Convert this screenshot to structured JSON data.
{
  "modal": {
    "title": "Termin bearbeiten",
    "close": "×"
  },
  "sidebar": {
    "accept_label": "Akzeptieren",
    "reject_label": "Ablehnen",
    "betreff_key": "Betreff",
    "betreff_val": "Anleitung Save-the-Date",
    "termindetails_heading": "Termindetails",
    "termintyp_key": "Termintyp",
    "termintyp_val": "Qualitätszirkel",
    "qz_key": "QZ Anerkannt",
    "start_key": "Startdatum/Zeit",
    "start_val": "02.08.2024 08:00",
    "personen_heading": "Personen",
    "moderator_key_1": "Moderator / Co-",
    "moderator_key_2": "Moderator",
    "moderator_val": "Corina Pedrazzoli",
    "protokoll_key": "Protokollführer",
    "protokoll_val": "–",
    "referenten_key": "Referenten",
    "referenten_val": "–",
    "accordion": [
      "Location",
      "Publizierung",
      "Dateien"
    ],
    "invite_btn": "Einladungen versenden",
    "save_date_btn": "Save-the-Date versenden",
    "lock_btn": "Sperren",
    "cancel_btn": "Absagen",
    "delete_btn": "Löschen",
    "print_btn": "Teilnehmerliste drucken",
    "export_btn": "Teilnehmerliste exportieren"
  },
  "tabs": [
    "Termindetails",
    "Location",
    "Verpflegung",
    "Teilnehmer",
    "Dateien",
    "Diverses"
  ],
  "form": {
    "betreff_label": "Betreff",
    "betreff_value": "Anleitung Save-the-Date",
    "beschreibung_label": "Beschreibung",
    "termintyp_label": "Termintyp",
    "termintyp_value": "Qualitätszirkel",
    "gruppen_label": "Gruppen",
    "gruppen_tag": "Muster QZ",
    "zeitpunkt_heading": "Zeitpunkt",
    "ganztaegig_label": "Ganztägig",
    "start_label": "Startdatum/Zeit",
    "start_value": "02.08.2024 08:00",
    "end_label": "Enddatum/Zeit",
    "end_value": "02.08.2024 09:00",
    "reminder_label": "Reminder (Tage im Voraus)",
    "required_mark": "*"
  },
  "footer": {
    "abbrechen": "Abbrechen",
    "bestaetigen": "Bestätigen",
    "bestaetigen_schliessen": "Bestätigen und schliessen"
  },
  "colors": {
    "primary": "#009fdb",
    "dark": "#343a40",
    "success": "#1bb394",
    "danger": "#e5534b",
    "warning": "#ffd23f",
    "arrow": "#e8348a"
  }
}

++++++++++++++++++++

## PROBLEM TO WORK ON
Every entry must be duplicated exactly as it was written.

## RESULT OF THE TASK
Convert this screenshot to structured JSON data.
{
  "modal": {
    "title": "Termin bearbeiten",
    "close": "×"
  },
  "sidebar": {
    "accept_label": "Akzeptieren",
    "reject_label": "Ablehnen",
    "betreff_key": "Betreff",
    "betreff_val": "Anleitung Save-the-Date",
    "termindetails_heading": "Termindetails",
    "termintyp_key": "Termintyp",
    "termintyp_val": "Qualitätszirkel",
    "qz_key": "QZ Anerkannt",
    "start_key": "Startdatum/Zeit",
    "start_val": "02.08.2024 08:00",
    "personen_heading": "Personen",
    "moderator_key_1": "Moderator / Co-",
    "moderator_key_2": "Moderator",
    "moderator_val": "Corina Pedrazzoli",
    "protokoll_key": "Protokollführer",
    "protokoll_val": "–",
    "referenten_key": "Referenten",
    "referenten_val": "–",
    "accordion": [
      "Location",
      "Publizierung",
      "Dateien"
    ],
    "invite_btn": "Einladungen versenden",
    "save_date_btn": "Save-the-Date versenden",
    "lock_btn": "Sperren",
    "cancel_btn": "Absagen",
    "delete_btn": "Löschen",
    "print_btn": "Teilnehmerliste drucken",
    "export_btn": "Teilnehmerliste exportieren"
  },
  "tabs": [
    "Termindetails",
    "Location",
    "Verpflegung",
    "Teilnehmer",
    "Dateien",
    "Diverses"
  ],
  "form": {
    "betreff_label": "Betreff",
    "betreff_value": "Anleitung Save-the-Date",
    "beschreibung_label": "Beschreibung",
    "termintyp_label": "Termintyp",
    "termintyp_value": "Qualitätszirkel",
    "gruppen_label": "Gruppen",
    "gruppen_tag": "Muster QZ",
    "zeitpunkt_heading": "Zeitpunkt",
    "ganztaegig_label": "Ganztägig",
    "start_label": "Startdatum/Zeit",
    "start_value": "02.08.2024 08:00",
    "end_label": "Enddatum/Zeit",
    "end_value": "02.08.2024 09:00",
    "reminder_label": "Reminder (Tage im Voraus)",
    "required_mark": "*"
  },
  "footer": {
    "abbrechen": "Abbrechen",
    "bestaetigen": "Bestätigen",
    "bestaetigen_schliessen": "Bestätigen und schliessen"
  },
  "colors": {
    "primary": "#009fdb",
    "dark": "#343a40",
    "success": "#1bb394",
    "danger": "#e5534b",
    "warning": "#ffd23f",
    "arrow": "#e8348a"
  }
}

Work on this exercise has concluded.